CARB will dole out the money to air districts among the state’s four most polluted trade corridors, including: Los Angeles/Inland Empire; the Central Valley; the Bay Area; and the San Diego/border region. Local government agencies in those regions will in turn allocate money to truck owners, an agency spokesman told Land Line.
The funding breakdown includes $400 million for diesel trucks at seaports and intermodal rail yards; $360 million for diesel trucks hauling goods and for electrification at truck stop or distribution centers; $100 million for diesel freight locomotives; $100 million for cargo ship shore power; and $40 million for commercial harbor craft.
Truck drivers who want a piece of the pie should “go directly to one of the local agencies that were approved to receive funds,” said Patricia Rey, a CARB spokeswoman.
“Staff believes that only existing equipment that has been registered and operating in California for the last two years should be eligible for funding,” Rey said in mid-February.
Also, “equipment funded by the bond needs to operate exclusively or nearly exclusively in California for between four and 20 years, depending on equipment type to ensure Californians realize the full benefits of their investment,” Rey wrote.
CARB is expected to decide which public agencies will receive funds sometime this spring.

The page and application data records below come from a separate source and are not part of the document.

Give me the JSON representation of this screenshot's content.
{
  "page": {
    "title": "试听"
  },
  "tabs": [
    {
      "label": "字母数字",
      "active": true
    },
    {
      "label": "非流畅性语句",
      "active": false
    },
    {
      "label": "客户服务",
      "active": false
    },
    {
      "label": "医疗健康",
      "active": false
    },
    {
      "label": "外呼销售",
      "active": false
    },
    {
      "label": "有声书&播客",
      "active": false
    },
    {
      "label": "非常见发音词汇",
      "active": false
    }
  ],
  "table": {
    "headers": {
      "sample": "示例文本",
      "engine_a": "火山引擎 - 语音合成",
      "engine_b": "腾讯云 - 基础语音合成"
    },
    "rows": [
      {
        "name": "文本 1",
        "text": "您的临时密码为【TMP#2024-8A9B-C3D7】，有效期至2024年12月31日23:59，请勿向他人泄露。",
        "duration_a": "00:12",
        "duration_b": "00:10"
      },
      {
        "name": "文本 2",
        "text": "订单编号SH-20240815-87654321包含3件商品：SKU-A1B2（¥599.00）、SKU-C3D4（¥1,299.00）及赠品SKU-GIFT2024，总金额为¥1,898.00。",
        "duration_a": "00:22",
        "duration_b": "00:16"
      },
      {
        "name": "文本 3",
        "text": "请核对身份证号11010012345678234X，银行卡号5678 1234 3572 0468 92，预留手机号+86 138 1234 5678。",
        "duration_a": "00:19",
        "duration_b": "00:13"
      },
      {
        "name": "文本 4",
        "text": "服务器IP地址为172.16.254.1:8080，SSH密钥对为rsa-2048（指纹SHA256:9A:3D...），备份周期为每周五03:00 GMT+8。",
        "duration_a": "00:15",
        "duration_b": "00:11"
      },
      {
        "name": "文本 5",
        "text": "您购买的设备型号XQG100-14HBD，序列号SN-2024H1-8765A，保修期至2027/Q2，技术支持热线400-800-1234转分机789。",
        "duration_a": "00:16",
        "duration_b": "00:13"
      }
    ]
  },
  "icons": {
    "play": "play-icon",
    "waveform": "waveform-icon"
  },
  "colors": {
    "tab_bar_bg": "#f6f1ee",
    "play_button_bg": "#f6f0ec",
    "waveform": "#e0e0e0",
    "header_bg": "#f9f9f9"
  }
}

The agency officials estimate that the money will cut emissions by 7,800 tons of diesel particulate matter and 190,000 tons of nitrogen oxides.
– By Charlie Morasch, staff writer